Neither well in round two and both suffered in polling taken in the immediate aftermath. Trump was bested by Carly Fiorina and Rubio in head-to-head conflict, and even Jeb held his own with The Donald. Meanwhile, Carson proved his communication style and a many person debate format are not natural allies.
Despite the seeming peril of outsider candidates struggling in a debate, both candidates are back on top. It makes you wonder what their numbers would look like without a debate setback. What if either or both are considered among the winners when the pundits give their rushed reactions?
Besides being a way to temporarily bury the regular candidates, as well as Ted Cruz and Fiorina, two more debate-adept outsider-friendly choices, it also provides a way for Carson to leap ahead of Trump or for Trump to regain an advantage on Carson. While the two are hardly interchangeable in the minds of many voters, if one picks up some support while the other loses it (even if from/to other candidates), you still have a gap.
Trump’s style is more suited to the format, and his alterations over the past few weeks are noticeable. You would have to favor him among the two to post a strong debate performance. However, a big improvement from Carson, even if he isn’t considered a winner, would pack more punch. Many GOP voters won’t consider Trump under any circumstances. This isn’t true of Carson. For many, they like and respect him, but poor debate performances make it hard to choose him. As much as another 10-15% of the primary electorate would take a long look if he does pretty well.

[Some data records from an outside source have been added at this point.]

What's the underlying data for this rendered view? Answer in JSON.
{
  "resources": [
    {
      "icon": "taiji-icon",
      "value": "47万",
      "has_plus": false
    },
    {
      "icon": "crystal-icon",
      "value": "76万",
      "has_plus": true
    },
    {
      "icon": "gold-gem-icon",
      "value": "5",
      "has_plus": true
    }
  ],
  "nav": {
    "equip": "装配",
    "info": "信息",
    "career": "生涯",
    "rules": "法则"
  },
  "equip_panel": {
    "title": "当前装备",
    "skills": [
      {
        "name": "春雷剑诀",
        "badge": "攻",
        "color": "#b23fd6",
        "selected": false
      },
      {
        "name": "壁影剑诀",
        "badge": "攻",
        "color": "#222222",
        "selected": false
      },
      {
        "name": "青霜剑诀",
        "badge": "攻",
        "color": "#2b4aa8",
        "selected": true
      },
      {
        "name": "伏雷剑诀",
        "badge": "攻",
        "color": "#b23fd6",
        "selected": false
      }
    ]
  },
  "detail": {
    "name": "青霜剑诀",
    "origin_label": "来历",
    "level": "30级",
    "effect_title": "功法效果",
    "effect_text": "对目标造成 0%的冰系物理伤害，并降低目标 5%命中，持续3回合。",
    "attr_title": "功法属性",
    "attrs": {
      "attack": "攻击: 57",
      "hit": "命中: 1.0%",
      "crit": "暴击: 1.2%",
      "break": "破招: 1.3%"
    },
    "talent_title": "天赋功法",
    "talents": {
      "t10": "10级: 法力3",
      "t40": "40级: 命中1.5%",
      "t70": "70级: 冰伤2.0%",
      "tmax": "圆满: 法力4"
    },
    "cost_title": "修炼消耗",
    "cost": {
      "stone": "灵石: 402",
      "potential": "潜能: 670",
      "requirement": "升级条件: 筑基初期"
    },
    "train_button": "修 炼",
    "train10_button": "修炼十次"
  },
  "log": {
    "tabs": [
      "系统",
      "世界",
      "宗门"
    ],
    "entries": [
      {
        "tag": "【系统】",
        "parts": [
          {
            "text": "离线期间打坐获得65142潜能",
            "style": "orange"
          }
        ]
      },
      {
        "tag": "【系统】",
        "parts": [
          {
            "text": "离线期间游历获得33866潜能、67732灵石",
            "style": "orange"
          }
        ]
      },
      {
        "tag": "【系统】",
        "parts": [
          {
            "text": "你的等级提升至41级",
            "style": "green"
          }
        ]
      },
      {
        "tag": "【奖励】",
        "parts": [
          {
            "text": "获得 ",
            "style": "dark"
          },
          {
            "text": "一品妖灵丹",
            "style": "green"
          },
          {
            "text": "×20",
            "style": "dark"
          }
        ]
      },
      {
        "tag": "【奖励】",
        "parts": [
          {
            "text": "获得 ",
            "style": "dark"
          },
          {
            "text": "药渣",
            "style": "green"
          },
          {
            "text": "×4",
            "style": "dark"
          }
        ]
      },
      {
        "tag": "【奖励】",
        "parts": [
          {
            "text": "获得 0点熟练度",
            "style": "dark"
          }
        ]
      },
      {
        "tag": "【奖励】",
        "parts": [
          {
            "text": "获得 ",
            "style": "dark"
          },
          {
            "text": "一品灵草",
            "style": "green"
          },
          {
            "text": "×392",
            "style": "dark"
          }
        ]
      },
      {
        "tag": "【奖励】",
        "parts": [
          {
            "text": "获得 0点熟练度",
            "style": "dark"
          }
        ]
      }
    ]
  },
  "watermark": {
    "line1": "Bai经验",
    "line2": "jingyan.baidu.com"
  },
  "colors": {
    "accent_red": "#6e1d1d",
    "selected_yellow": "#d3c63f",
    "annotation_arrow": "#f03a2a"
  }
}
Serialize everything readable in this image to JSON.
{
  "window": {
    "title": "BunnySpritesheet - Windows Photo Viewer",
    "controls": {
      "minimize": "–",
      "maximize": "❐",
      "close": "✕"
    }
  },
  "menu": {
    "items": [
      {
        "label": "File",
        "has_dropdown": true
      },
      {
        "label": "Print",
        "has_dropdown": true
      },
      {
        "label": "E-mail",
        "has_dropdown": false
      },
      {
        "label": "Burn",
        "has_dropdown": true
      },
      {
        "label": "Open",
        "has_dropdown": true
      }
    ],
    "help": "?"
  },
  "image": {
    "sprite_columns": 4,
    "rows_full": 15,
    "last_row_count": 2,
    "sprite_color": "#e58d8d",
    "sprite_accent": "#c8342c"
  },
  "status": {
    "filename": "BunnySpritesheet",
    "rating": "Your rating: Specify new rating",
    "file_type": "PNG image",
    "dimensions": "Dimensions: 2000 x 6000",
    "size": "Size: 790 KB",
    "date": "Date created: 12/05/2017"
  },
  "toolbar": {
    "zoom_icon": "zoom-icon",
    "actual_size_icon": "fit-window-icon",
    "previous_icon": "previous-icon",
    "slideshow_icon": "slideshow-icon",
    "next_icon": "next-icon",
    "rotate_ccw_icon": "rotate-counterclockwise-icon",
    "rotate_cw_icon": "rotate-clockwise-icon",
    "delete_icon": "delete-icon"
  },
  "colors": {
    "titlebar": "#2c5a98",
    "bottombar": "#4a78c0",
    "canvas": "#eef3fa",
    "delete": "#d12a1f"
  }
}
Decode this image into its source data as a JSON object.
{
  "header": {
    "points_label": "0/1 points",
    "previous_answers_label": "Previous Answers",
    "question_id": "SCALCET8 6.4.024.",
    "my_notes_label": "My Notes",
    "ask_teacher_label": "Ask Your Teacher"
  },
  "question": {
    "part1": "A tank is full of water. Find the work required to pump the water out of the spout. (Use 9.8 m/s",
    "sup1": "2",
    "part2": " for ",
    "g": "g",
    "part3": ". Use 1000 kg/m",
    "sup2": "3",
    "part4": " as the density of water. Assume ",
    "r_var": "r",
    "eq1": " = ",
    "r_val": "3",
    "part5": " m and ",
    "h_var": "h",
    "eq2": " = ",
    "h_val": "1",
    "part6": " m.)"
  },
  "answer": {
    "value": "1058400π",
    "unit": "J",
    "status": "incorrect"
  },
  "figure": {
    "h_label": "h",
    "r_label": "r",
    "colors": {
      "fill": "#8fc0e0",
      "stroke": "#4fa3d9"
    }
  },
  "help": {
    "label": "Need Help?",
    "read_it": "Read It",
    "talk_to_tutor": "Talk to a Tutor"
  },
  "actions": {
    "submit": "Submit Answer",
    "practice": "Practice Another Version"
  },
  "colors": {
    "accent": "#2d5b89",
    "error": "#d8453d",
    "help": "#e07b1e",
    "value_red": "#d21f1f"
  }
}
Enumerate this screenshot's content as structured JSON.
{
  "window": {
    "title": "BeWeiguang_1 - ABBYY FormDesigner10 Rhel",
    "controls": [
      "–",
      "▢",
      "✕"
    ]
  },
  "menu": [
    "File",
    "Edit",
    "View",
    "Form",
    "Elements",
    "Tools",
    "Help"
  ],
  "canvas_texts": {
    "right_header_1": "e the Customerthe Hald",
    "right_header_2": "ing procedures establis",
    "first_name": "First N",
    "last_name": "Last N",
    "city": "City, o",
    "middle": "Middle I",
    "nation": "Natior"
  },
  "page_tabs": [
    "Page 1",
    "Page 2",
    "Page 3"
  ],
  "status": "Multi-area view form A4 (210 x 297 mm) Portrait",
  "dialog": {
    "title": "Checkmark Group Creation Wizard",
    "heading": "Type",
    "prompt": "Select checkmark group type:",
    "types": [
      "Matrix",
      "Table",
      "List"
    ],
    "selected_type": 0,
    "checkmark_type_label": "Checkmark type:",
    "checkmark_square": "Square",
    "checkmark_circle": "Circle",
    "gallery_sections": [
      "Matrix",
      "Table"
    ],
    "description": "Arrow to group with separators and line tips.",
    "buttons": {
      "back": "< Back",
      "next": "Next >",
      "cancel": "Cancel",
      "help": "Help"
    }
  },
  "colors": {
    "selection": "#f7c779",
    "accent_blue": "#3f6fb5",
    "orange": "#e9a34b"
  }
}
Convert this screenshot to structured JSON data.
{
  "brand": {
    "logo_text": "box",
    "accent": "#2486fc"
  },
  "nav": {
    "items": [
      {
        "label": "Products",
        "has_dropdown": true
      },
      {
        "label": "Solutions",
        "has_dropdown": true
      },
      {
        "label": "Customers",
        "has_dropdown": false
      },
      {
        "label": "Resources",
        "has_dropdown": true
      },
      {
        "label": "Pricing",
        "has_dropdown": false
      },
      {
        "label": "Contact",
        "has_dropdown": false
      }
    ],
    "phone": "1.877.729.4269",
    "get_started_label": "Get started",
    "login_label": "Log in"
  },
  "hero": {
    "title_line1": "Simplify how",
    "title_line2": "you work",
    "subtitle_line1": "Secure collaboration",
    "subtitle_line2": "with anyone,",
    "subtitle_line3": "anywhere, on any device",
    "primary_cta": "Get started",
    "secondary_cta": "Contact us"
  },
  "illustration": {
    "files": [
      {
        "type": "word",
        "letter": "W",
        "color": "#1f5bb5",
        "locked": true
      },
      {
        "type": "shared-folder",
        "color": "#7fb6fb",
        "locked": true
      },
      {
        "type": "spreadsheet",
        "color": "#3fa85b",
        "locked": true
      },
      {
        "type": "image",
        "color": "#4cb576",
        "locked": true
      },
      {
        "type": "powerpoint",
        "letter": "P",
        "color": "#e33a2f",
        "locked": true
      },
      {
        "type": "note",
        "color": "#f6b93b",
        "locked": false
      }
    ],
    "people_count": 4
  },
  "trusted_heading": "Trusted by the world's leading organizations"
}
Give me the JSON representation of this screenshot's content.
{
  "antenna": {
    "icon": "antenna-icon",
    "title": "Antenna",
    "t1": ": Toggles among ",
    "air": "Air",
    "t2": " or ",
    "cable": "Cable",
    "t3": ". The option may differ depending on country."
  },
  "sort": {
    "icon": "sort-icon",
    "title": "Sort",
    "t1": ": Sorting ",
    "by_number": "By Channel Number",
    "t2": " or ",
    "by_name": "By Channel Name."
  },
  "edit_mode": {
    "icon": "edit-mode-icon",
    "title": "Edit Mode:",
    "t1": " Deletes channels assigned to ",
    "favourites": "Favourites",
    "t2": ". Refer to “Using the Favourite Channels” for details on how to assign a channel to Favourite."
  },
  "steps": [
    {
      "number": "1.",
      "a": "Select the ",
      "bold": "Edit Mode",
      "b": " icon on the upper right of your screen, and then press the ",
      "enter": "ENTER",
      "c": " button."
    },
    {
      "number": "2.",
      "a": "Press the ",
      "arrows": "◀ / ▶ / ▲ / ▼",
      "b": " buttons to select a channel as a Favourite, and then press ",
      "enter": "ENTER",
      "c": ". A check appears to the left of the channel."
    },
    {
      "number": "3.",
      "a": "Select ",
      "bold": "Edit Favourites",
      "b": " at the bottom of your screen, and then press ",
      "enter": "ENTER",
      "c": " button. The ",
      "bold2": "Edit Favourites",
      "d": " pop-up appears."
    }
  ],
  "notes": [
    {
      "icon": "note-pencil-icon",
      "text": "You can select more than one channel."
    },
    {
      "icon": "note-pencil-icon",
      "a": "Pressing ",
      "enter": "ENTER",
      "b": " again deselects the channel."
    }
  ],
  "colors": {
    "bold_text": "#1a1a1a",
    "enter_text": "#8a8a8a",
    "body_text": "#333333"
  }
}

This would propel Carson to a double-digit lead in Iowa, and push him ahead of Trump nationally. It would also blunt any post-debate bounce for Cruz or Fiorina. As it is, he’s both well situated and has proven he can recover from a choppy showing. If Carson does well, watch out. Remember, many voters at home are rooting for him.